The most common reason that private landowners refuse permission for riders (and others) to use their land? Liability: the chance the owner could be found at fault-and financially responsible-if a rider is injured on the property.

Trail riders enjoying private land

Trail riders enjoying private land

Most states now have "recreational use" laws protecting owners who allow recreational activities (including riding) on undeveloped land, providing the land is open to the public (not just to a selected group) and no fee is charged. Some states also have equine limited-liability laws under circumstances specific to the horse industry. To see whether your state has such statutes and what their provisions are, contact your state Horse Council (findable through the American Horse Council-phone 202-296-4031; Website www.horsecouncil.org).

However, limited-liability laws still leave enough holes in the safety net to make litigation-conscious owners leery of opening trails, says California attorney Sandy Tozzini, and equine-law specialist who edits the bimonthly Horse Law News. First, she points out, laws vary from state to state, and state courts' interpretations add another layer of uncertainty. Second: "Some laws say a landowner remains responsible for any malicious conduct, or for failure to warn if he has actual knowledge of a dangerous condition for use." Third: "The fact that a statute gives immunity from liability for recreational use doesn't mean people can't sue you. Who wants to go through litigation to make a point?"

Some trail organizations try to shift the liability burden from landowners to themselves. Essex County (Massachusetts) Trail Association spends several thousand dollars a year on insurance, in hopes that any lawsuits by participating riders will name the association, not landowners on whose property trails are located. Rides sanctioned by Eastern Competitive Trail Riding Association (ECTRA) often combine public and private trails to achieve routes of 25 miles or more. Ride managers such as Robby Vizard, who needs twenty landowners' permission to run her 30-mile Roundtop Rally in western Pennsylvania, can allay those owners' fears with ECTRA liability insurance covering participants for the day of the ride.

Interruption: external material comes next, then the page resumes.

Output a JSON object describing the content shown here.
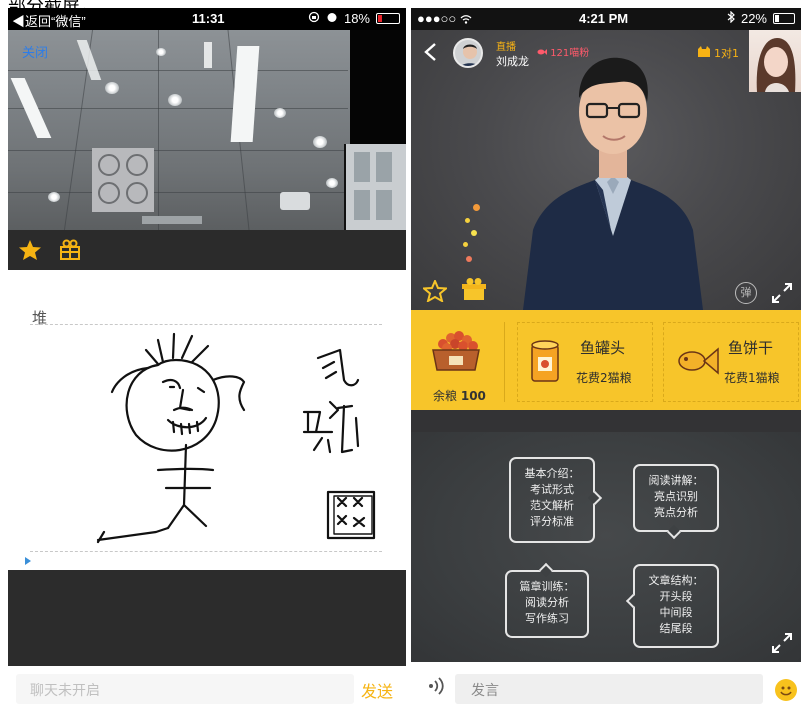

For casual trail riders, however, the liability question is a shadow hanging over access to private trails. Riders can bolster property owners' willingness to tolerate their use of trails by observing common rules of safety and courtesy, and by wearing safe riding clothing, especially ASTM-approved helmets.

Editor's note: The information above is not intended to render a legal or other professional service. If you require legal advice or other expert assistance, please seek the services of a competent professional.

This article first appeared in the March 2000 issue of Practical Horseman magazine.